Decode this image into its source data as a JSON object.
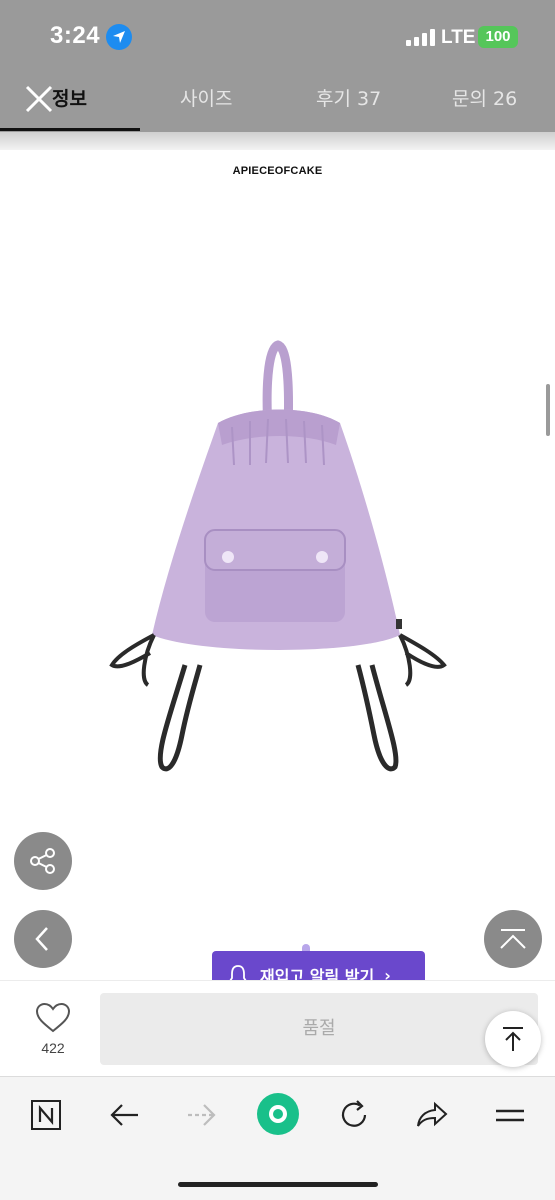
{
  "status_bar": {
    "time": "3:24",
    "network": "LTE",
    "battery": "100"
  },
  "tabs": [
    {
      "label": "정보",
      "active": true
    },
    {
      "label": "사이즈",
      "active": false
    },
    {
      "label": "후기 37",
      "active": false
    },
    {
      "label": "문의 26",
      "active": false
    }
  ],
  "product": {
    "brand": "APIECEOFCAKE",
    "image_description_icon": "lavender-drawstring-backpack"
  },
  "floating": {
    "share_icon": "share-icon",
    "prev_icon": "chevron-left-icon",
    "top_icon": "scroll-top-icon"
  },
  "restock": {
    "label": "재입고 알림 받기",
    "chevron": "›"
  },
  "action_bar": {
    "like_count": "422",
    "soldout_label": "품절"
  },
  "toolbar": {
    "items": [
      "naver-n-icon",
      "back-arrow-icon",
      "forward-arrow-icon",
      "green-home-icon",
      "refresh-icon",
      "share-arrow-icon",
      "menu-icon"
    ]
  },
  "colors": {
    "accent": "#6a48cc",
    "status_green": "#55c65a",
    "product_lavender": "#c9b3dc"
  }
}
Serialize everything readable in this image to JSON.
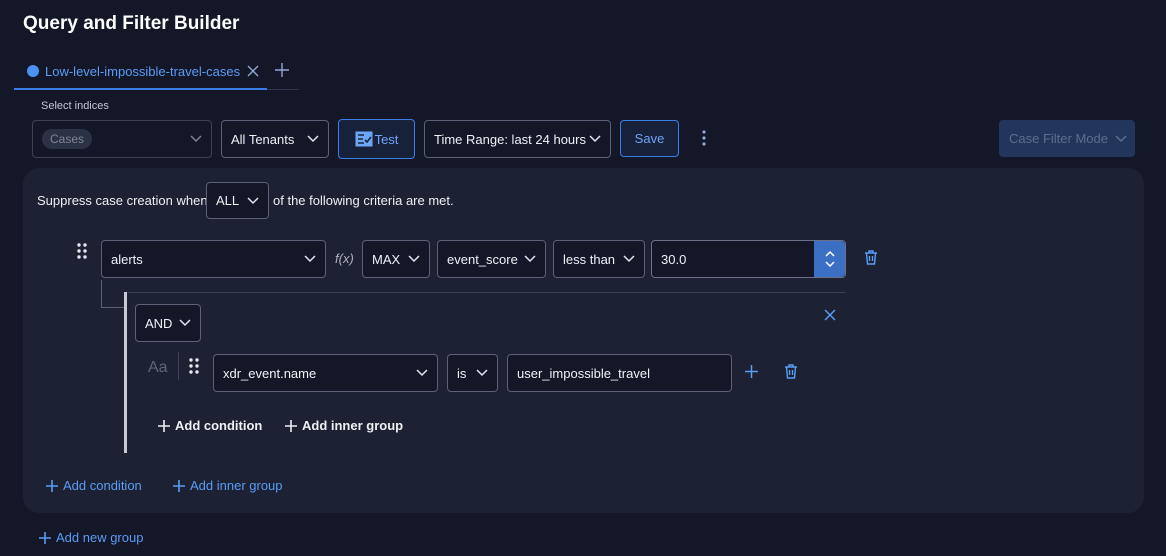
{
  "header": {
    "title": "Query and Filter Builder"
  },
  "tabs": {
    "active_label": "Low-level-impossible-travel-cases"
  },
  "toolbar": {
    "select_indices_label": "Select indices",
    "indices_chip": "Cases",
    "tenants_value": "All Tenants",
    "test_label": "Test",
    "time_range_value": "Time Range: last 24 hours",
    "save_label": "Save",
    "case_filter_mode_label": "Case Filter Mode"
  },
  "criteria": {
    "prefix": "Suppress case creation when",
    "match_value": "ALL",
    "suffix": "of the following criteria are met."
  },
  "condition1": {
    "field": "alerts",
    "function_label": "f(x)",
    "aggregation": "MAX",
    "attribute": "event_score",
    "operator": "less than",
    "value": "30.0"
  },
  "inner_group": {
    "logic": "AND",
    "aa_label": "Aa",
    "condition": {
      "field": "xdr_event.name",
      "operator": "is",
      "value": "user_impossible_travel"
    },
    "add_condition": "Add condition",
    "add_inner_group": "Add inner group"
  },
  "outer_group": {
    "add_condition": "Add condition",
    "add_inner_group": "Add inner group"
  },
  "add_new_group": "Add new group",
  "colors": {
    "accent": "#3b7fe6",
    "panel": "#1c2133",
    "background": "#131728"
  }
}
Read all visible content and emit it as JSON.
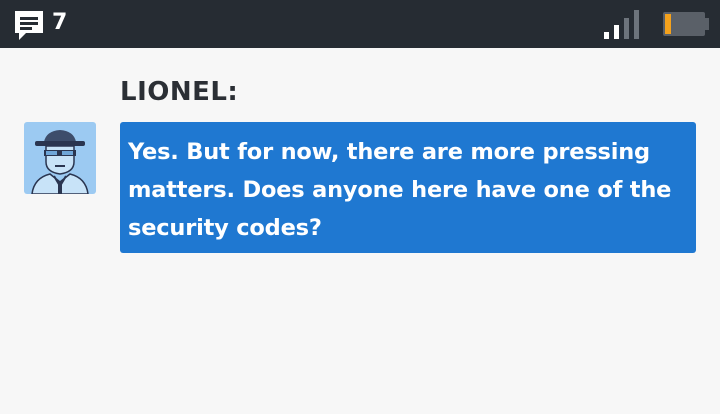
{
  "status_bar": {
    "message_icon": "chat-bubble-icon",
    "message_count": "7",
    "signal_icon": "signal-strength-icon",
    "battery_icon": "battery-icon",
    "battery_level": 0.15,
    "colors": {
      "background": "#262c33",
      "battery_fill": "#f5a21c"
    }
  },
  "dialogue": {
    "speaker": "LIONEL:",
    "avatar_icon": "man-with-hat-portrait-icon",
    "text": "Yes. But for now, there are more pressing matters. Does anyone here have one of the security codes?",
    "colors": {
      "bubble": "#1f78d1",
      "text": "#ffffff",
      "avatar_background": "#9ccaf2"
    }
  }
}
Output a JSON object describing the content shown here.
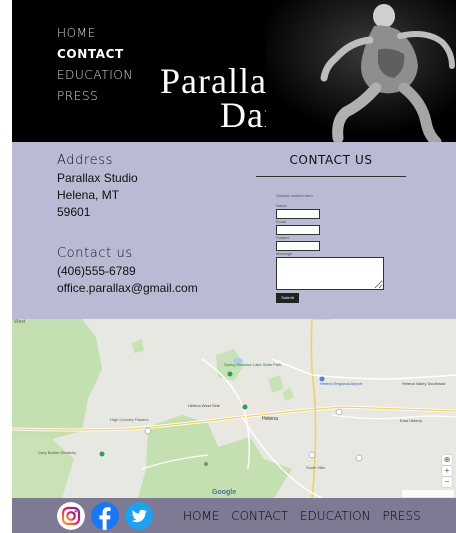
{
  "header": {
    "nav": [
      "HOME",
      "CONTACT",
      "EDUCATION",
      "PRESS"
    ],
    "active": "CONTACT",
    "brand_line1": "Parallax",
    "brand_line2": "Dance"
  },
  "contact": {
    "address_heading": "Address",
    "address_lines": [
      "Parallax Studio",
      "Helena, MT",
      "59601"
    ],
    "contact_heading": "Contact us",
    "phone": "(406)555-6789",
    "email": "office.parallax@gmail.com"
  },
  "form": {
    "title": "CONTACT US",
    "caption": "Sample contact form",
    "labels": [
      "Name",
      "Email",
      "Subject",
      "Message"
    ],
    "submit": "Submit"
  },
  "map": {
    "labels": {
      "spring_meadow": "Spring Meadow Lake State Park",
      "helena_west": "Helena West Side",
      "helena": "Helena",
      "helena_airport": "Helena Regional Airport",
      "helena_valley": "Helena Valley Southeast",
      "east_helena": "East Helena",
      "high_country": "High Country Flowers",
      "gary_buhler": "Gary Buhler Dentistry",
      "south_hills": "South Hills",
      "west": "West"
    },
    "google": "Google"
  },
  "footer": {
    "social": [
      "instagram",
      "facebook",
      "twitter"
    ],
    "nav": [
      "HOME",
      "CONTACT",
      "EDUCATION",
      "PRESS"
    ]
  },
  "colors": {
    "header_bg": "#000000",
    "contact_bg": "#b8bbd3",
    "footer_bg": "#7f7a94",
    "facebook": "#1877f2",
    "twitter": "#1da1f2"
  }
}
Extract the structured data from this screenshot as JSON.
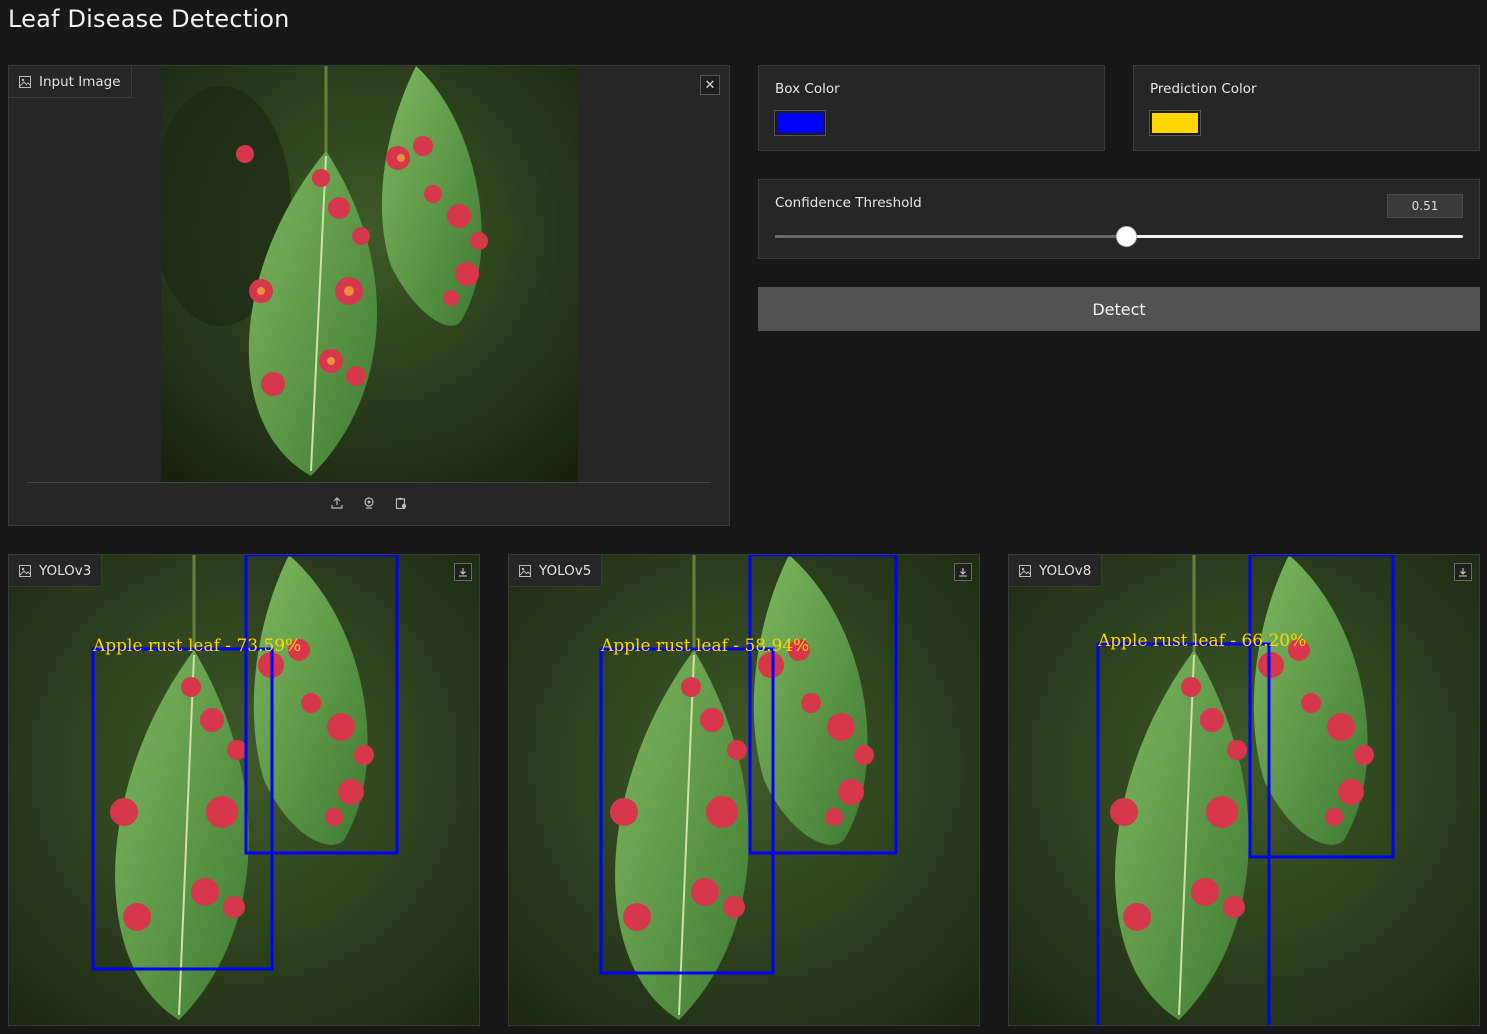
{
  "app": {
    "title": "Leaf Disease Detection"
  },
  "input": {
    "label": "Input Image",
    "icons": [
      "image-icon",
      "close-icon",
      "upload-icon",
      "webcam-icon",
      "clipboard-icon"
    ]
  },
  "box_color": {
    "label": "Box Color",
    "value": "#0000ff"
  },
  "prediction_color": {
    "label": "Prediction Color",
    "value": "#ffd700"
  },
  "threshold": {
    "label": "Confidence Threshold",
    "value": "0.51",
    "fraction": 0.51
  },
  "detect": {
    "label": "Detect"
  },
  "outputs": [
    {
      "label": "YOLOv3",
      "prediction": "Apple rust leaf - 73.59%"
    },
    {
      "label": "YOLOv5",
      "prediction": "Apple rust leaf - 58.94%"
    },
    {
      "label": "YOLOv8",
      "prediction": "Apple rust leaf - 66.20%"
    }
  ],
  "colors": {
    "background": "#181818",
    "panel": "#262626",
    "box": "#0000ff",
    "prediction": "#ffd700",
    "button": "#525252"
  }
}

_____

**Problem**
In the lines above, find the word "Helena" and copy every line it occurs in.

**Solution to the problem**
      "Helena, MT",
      "helena_west": "Helena West Side",
      "helena": "Helena",
      "helena_airport": "Helena Regional Airport",
      "helena_valley": "Helena Valley Southeast",
      "east_helena": "East Helena",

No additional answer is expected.